There's also the possibility of forcing her out as the executor. She has a legal obligation to the estate to handle it appropriately. If she's not doing that then the local courts have ways to remove her as executor. Local counsel would help you determine how readily that could be accomplished.
posted by wkearney99 at 8:08 AM on November 20, 2010

If you do decide that getting the car will be more trouble than it's worth, you can disclaim (refuse) the bequest, provided you live in a state where it's permitted. [My accountant told me about this recently, because I want my portion of an inheritance to go to my siblings.] According to this site, in order to have no tax liability:

•Your refusal must be irrevocable and unqualified.
•The refusal must be in writing and signed.
•The disclaimer must be received by the decedent's personal representative no later than nine months from the date of the decedent's death.
•You must disclaim before receiving any benefit or interest in the bequest.
•The disclaimed bequest must pass to the next recipient without any direction from you.
•The disclaimer must be valid under state law.

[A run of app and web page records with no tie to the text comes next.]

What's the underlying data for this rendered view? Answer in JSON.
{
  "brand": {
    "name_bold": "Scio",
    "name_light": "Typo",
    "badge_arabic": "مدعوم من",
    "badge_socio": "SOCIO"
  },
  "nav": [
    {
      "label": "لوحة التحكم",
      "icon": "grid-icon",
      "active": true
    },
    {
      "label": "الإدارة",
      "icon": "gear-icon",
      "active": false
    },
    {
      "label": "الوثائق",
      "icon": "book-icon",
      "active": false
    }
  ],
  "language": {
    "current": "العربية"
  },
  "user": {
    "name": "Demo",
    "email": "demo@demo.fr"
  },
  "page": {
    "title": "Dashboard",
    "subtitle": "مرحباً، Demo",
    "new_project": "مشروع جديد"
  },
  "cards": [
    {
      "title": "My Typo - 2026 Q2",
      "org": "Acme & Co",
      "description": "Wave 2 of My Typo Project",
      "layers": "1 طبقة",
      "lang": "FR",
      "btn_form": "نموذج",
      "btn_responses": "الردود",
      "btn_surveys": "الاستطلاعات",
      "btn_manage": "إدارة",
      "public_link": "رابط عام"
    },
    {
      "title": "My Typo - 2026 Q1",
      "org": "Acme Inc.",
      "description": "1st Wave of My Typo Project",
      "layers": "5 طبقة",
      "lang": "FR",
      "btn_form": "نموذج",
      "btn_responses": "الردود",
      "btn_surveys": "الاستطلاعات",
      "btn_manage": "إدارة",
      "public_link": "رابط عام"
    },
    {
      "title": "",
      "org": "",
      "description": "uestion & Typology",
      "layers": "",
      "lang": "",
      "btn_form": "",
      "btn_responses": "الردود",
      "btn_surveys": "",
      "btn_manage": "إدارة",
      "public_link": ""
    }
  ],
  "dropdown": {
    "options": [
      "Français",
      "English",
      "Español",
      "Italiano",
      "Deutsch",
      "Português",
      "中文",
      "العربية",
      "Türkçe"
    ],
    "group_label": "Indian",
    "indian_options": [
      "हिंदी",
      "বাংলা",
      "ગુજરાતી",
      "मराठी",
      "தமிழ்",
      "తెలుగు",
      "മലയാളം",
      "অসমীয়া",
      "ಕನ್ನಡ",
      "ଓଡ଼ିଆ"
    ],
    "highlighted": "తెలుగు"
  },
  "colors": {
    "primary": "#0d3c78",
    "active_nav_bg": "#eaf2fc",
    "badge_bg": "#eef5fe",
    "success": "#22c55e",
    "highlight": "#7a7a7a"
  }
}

Check with your state to determine the requirements for a valid disclaimer.

To find out more, google "disclaim a bequest."
posted by wryly at 10:56 AM on November 20, 2010

« Older House Full Of Garbage   |   Higher ed marketing makes me roll my eyes Newer »
This thread is closed to new comments.